Segment Start: THE RECORDS
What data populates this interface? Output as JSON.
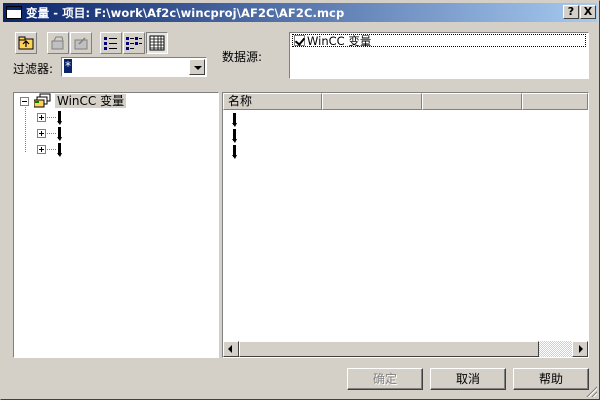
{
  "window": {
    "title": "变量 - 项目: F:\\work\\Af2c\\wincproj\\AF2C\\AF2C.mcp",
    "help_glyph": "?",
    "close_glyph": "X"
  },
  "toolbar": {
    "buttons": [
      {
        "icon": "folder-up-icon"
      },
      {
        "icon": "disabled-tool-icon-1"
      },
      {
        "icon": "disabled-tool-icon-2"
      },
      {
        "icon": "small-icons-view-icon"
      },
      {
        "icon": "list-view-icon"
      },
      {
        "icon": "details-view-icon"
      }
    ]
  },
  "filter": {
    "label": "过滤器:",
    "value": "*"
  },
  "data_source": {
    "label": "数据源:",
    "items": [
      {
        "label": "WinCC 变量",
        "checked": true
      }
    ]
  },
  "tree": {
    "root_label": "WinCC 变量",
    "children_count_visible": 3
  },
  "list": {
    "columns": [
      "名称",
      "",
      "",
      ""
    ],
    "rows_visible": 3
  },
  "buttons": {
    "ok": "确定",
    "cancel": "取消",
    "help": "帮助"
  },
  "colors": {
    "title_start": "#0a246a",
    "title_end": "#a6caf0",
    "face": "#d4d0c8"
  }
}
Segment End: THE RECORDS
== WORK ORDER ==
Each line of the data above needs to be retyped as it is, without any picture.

== EXERCISE OUTPUT ==
What data populates this interface? Output as JSON.
{
  "window": {
    "title": "变量 - 项目: F:\\work\\Af2c\\wincproj\\AF2C\\AF2C.mcp",
    "help_glyph": "?",
    "close_glyph": "X"
  },
  "toolbar": {
    "buttons": [
      {
        "icon": "folder-up-icon"
      },
      {
        "icon": "disabled-tool-icon-1"
      },
      {
        "icon": "disabled-tool-icon-2"
      },
      {
        "icon": "small-icons-view-icon"
      },
      {
        "icon": "list-view-icon"
      },
      {
        "icon": "details-view-icon"
      }
    ]
  },
  "filter": {
    "label": "过滤器:",
    "value": "*"
  },
  "data_source": {
    "label": "数据源:",
    "items": [
      {
        "label": "WinCC 变量",
        "checked": true
      }
    ]
  },
  "tree": {
    "root_label": "WinCC 变量",
    "children_count_visible": 3
  },
  "list": {
    "columns": [
      "名称",
      "",
      "",
      ""
    ],
    "rows_visible": 3
  },
  "buttons": {
    "ok": "确定",
    "cancel": "取消",
    "help": "帮助"
  },
  "colors": {
    "title_start": "#0a246a",
    "title_end": "#a6caf0",
    "face": "#d4d0c8"
  }
}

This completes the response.